Ten years ago I would have told you that the greatest love one human being could have for another was the bond between a mother and her young child. I know some people don’t experience that bond with one or more of their children, but when the bond is there it’s literally worth dying for. I had loved and been married and been widowed, and I can honestly say that I loved S. But I don’t remember ever feeling about him the way I felt about all three of my babies. I missed him because he was my best friend, my companion, my co-creator of these amazing three people. What I didn’t miss was the whole marriage thing. I felt diminished the first time I had to write Mrs so and so, hated the fact that he was the important one in the eyes of the world, especially as I was a stay-at-home mother.
Then came single life, and I started to date. I also started reading romances, mostly with a light touch. I missed sex, sure, and the intimacy of having a partner, but I wouldn’t swap that for my freedom, for the intense relationship I had with my kids.

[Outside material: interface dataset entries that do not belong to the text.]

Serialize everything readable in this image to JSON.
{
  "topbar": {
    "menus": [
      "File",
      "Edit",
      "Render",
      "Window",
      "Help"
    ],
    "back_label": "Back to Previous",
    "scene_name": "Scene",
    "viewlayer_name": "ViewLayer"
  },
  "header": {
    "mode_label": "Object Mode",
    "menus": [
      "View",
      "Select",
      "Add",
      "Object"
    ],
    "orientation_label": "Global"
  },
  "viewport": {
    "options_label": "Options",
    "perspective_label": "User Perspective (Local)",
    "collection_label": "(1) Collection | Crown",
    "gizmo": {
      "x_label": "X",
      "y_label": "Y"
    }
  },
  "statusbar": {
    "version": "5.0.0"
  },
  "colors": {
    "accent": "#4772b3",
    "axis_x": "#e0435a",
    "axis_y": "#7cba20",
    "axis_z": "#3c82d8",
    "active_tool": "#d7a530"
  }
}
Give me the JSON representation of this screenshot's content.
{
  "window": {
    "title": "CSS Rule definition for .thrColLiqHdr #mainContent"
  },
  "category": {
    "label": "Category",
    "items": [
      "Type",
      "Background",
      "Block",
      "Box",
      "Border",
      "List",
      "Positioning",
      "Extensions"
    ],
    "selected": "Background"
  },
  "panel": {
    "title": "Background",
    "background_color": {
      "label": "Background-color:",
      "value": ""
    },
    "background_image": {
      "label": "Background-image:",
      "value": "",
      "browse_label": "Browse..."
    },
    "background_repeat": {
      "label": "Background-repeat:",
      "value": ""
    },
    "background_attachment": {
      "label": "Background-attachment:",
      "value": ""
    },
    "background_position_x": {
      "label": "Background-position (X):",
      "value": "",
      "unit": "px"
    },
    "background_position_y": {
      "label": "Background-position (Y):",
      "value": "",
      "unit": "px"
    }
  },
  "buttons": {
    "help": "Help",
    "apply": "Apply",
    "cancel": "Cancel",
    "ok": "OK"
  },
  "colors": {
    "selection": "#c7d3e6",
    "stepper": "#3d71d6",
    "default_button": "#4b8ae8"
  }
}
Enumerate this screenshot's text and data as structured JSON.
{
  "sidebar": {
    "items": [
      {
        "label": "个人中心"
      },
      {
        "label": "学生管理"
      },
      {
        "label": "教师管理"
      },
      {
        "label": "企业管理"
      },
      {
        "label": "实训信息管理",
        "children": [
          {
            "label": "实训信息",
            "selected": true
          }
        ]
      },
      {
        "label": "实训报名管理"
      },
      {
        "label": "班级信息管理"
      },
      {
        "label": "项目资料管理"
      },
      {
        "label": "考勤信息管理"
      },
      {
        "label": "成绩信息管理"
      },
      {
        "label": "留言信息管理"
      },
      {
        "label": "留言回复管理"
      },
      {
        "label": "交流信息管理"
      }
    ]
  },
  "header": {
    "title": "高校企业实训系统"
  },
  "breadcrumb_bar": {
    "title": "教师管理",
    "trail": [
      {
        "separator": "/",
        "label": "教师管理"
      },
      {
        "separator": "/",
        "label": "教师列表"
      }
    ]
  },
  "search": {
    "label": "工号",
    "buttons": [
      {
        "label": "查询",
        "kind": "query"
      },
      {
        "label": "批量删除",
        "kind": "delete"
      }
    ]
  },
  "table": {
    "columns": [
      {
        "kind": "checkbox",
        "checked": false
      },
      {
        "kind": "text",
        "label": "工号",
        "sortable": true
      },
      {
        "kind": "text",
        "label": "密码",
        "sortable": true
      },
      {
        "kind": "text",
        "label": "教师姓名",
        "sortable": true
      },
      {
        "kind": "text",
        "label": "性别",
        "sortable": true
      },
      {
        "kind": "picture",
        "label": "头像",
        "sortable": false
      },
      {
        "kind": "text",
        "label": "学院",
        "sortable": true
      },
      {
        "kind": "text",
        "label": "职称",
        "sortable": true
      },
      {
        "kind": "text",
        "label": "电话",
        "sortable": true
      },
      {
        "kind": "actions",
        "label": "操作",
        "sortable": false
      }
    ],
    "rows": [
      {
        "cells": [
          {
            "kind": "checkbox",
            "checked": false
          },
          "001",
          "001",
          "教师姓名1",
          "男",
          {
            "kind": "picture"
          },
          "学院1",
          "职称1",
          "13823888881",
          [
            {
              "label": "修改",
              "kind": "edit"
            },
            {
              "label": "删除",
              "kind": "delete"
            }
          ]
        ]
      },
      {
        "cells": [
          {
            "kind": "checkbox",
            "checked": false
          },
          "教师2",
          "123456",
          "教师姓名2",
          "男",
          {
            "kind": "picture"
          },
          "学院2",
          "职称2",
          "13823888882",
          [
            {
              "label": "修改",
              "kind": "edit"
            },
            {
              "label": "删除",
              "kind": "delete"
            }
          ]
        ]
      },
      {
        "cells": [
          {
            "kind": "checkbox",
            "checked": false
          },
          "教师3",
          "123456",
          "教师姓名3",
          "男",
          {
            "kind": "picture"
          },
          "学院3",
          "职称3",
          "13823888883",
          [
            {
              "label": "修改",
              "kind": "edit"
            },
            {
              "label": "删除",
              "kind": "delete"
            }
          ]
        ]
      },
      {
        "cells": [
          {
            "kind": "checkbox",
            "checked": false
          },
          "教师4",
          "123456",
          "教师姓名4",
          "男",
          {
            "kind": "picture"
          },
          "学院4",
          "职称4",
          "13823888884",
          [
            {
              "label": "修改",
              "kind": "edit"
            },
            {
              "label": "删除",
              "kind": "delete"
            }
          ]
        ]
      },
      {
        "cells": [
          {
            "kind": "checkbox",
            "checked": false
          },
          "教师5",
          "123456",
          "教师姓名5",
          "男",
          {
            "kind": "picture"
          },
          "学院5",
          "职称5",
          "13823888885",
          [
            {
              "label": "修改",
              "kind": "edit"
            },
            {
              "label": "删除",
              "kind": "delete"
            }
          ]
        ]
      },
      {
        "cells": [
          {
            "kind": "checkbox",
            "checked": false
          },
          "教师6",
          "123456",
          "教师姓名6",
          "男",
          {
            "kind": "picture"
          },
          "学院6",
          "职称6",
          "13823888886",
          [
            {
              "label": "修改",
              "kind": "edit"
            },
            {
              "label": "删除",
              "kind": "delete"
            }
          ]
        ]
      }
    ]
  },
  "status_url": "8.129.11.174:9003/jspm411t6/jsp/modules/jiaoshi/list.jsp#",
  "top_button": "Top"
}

I had a career, I had my own house. I had freedom, for twelve years.
Then it happened. At a deeply unsociable moment, I fell in love with the newly widowed husband of a dear friend. I didn’t even know if I liked him, but it was there, just like in the poetry and all those romances I loved when I was younger. And I mean fell, there was definitely a sensation of falling and possibly crash landing. My perspective on love changed dramatically.
Take Elizabeth Barrett Browning and ‘How do I love Thee?’ for example:
How do I love thee? Let me count the ways.
I love thee to the depth and breadth and height
And Shakespeare’s sonnet 141:
In faith I do not love thee with mine eyes,
For they in thee a thousand errors note;
But ’tis my heart that loves what they despise,
Who, in despite of view, is pleased to dote.
Nor are mine ears with thy tongue’s tune delighted;
Nor tender feeling, to base touches prone,
Nor taste, nor smell, desire to be invited
To any sensual feast with thee alone:
But my five wits nor my five senses can
Dissuade one foolish heart from serving thee.
I get them now, I get the weird transformation from me, singular to us, plural. I did struggle with it, not least because he came with a lot of baggage (recently widowed, four kids) and I had to give up my hard won freedom as my kids grew up and go back to looking after a three year old. Not to mention that he was, and still is at heart, a very traditional product of a very traditional marriage. I looked at him, and really saw him, and still loved him warts and all (figuratively speaking, no actual warts).
After seven years I feel like I have discovered something amazing, that I realise I never had before, whether because I wasn’t ready for it or because that person didn’t connect in that way. Now I’m away, I find myself writing poetry and astonished to find that, much as I love my kids (and I do) and although their welfare is foremost while they are still kids, the person I love most is my husband. I miss him, not the everyday stuff so much (well, some) but the moments of real connection which are rare with kids and work and life getting in the way. I have started to write about love in a different way (well, all ways are different because I hate the gooey stuff normally, I’m the least romantic person). It’s like getting a new colour in your paint box. You had an uneasy feeling all along that there ought to be a colour in that empty space but couldn’t imagine what it would be like… but now you have it it’s your favourite…